Bonsai cultivation is an art closely related to Zen philosophy. Every detail is important, and being patient is essential. There are many different bonsai styles or forms (broom, slanting, cascade, windswept, multitrunk, forest, growing on a rock, etc), and many different techniques to shape the bonsai according to each of them.
Thanks god when I received mine he already had his form: an informal upright style, which means that the trunk grows upright in the shape of an “S” more or less. Why “thanks god”? Basically because all the plants I had before Eny, died after suffering from my cares. And my friends and family were already expecting a tragic final from the beginning. Can you imagine what could had happened if I had had to put a rock among Eny’s roots!!??
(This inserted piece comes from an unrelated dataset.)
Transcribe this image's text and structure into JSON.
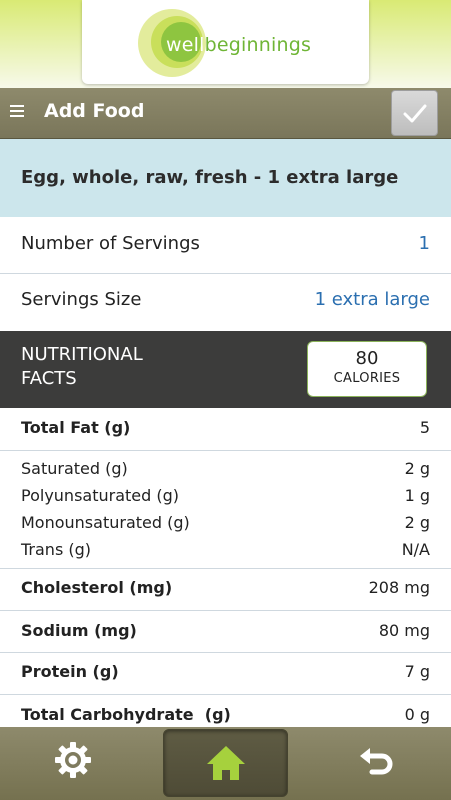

But, despite of my “plant killer hands”, I have always tried to do my best with Eny. Putting him for a while under the sun when it is not so hot. Giving him a bath once a week (Yes! a bath, immersing his flowerpot until he stops bubbling!). Spraying his leaves with water to cool him down. Pruning his leaves in the perfect place so the next sprout grows in the appropriate direction. Putting him in the brightest place of the house so his leaves don’t become yellow or bigger and bigger. Cheating him by removing all his leaves so he thinks spring is starting again and he sprouts with new and stronger branches. Surviving together to fungal diseases and red spidermites. And talking to him so he does not feel alone and depressed in autumn.
I realize it is my fault if Eny has not an appropriate Zen style. Because I am unable to make any drastic decision to make him looks Zen enough, as pruning main branches just because they are ugly or putting wires around his small and fragile trunk. I really don’t mind if he is not the most beautiful creature in the world. Neither am I. The only important thing for me is to make him feel as the most loved bonsai in the world. And manage to keep him far from death!! Up to now, I think I am achieving it…